Darksiders III has finally been revealed after vague comments made over the years. Players will take on the role of the Horseman Fury as she travels to Earth to kill off the Seven Deadly Sins that have laid waste to the planet after baby brother War sort of broke everything and started the Apocalypse way in advance. Given that it’s set roughly during the same time as the second game, which is set before the first game (yeah, have fun working that out), you can likely guess the ending if you’ve played at least one of the other games.
So, spoilers for Darksiders I and II: in the first game, War breaks the Seventh Seal of the Apocalypse and is restored to full power. Furious with the Charred Council for framing him, he declares that he’ll take the fight to them, but he won’t do it alone. In the background, you see three comets fall down to Earth, signifying the arrival of the other three Horsemen: Death (who gave his life to restore his humanity at the end of the second game), Fury, and Strife. The music swells as the three comets shoot towards the screen, cutting to black and giving the game one of the coolest and most promising endings in all of modern gaming. Given that the Horsemen are the last of their kind, the Nephilim, and what we’ve seen of two of the Horsemen at their full power is pretty great, the promise of all four of them together was a juicy one.
That’s a kickass ending, one that the series has basically been basing its entire future on. Darksiders II ended similarly, relaying the first game’s ending for newcomers and showing the Four Horsemen standing together, the promise of more adventures to come. It ramped things up even further by showing Lilith–ostensibly the mother of the Nephilim–conversing with a Prince (let’s assume he’s Lucifer or the universe equivalent to the Devil’s son) angry at Death restoring humanity. The pieces are all in place for an eventually epic confrontation between the Horsemen and the (even more) forces of evil in a war between Heaven and Hell. But “eventually” is the key word here, and there’s going to be a point where we’ll need to make genuine progress in this story for it to feel impactful.
Don’t get me wrong, I’m very glad that we’re getting a Darksiders III. Even when you take the remasters of the first two games into account, the possibility of a follow-up felt like a pipe dream not dissimilar to KOTOR 3 or Agent.

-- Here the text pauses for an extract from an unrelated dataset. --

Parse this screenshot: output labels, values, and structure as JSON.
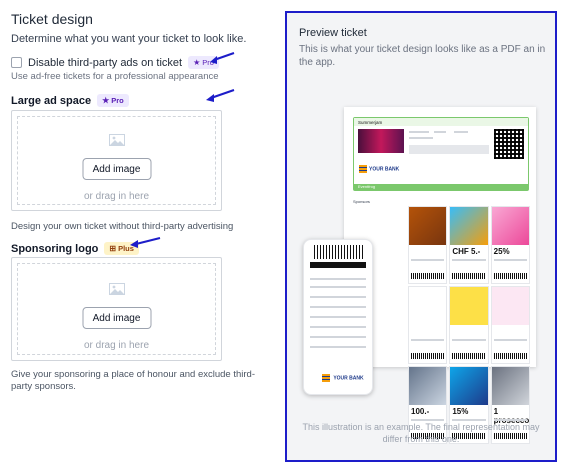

Under the circumstances, this is the best thing that could’ve happened. But this “one Horseman gets a game to themselves” story runs the risk of feeling like the developers don’t entirely know where to take things going forward. That’s not to say that Fury’s solo outing couldn’t give us something interesting to work with–she seems to have the worst relationship with War, which makes sense after he nearly killed her–it just feels weird that as much as these four are seen together in outside media, the games have yet to really capitalize on this. In the first two games, this was easily justified by War being the only one to pay for his crimes, and Death loved–or whatever counts as love for these guys– his brother more than Fury or Strife apparently did, hence why he went on a solo quest to prove his innocence.
Going off the information released so far, Darksiders III seems like a missed opportunity to not include Strife alongside Fury’s bounty hunt. Not only would it be a good indicator of how the developers plan on having co-op work when they eventually bring all the Horsemen together and know what we’re in for in terms of combat, but it’d just be nice to see a brother/sister duo roaming the world and killing demons. It’s not something you always see in big budget games especially–NieR: Automata’s 2B and 9S are that way, until they… aren’t–and since Death is the oldest and seems to be closest to War, the younger brother, one has to imagine that the middle two siblings connect with one another more than they do with the others. (Plus, we still need to find out just how Strife’s guns ended up out of his possession.)
The promise of Darksiders as a franchise has been one of playing alongside your friends as the most powerful beings in existence. While I’m still very much into the idea of becoming a giant, flaming dragon or a giant Reaper with an equally giant scythe or whatever Fury and Strife’s ultimate forms are, there needs to be some actual progression to the Horsemen meeting up. Even if this means that Strife’s solo outing has to be a $15 digital expansion, that would be more preferable than stretching out a story and not getting to the main event. The Horsemen have been in the stable long enough, and it’s time to let them all ride together once more.